▶ **Work required**:
Note each line in the data below that holds "MECHANICAL", and copy it.

▶ **Supplied material**:
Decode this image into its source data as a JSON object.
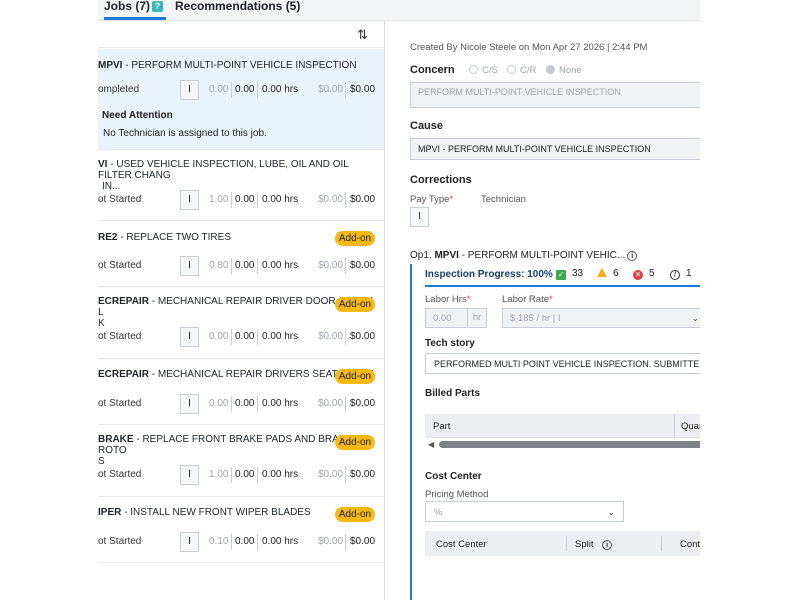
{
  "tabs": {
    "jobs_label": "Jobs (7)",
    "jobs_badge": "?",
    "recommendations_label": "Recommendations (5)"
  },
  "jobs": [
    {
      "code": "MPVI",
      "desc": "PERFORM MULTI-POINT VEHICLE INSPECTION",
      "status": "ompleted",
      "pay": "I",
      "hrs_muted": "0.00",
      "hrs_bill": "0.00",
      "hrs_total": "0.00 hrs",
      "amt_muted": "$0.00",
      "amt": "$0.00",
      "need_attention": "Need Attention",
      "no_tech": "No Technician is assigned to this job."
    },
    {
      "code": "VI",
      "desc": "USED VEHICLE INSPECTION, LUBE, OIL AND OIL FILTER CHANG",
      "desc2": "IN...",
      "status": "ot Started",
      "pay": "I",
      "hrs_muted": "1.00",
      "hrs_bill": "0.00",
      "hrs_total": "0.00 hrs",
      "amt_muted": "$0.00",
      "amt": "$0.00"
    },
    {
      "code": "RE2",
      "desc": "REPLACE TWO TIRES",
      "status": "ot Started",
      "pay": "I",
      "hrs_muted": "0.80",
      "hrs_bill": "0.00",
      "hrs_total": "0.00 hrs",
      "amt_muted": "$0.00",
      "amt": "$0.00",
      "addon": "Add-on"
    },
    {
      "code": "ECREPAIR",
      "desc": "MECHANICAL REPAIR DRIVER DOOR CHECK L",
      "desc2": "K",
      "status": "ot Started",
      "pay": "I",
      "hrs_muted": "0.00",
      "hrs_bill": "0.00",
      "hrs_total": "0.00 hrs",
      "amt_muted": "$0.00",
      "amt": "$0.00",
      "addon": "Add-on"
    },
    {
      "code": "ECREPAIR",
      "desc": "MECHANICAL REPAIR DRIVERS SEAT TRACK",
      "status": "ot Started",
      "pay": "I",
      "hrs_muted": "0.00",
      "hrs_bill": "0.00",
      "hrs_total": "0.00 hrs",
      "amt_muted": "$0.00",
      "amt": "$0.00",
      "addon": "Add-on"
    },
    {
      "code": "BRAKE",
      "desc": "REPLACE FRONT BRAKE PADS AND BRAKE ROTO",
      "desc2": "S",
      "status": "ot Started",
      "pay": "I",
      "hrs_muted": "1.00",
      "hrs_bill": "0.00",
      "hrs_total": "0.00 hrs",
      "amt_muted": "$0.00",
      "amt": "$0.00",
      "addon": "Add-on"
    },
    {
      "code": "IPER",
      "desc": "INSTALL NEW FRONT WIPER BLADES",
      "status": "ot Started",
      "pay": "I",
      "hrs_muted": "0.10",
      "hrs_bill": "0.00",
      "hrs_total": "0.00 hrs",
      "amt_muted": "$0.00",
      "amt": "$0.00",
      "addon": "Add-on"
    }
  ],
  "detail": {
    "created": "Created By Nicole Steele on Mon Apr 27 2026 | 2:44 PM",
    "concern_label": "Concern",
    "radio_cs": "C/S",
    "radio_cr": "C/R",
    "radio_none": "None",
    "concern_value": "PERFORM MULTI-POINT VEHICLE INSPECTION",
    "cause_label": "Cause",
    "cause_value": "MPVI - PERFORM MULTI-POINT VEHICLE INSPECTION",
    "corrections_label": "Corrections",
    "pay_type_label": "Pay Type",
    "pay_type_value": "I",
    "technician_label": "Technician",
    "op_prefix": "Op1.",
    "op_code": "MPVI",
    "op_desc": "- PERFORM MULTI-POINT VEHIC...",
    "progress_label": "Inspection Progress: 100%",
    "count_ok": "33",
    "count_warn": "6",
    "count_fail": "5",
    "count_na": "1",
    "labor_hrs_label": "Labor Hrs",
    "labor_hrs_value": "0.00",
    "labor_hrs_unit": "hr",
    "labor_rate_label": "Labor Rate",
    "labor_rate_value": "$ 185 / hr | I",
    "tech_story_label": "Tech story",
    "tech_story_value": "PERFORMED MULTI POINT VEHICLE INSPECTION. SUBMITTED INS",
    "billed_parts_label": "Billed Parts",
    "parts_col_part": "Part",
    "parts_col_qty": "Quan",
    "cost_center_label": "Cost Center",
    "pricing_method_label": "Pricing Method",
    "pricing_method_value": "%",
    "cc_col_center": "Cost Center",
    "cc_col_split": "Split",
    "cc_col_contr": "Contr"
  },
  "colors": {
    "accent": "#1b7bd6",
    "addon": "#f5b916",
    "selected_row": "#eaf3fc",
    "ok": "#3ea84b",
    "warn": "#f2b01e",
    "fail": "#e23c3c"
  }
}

▶ **Finished exercise**:
      "desc": "MECHANICAL REPAIR DRIVER DOOR CHECK L",
      "desc": "MECHANICAL REPAIR DRIVERS SEAT TRACK",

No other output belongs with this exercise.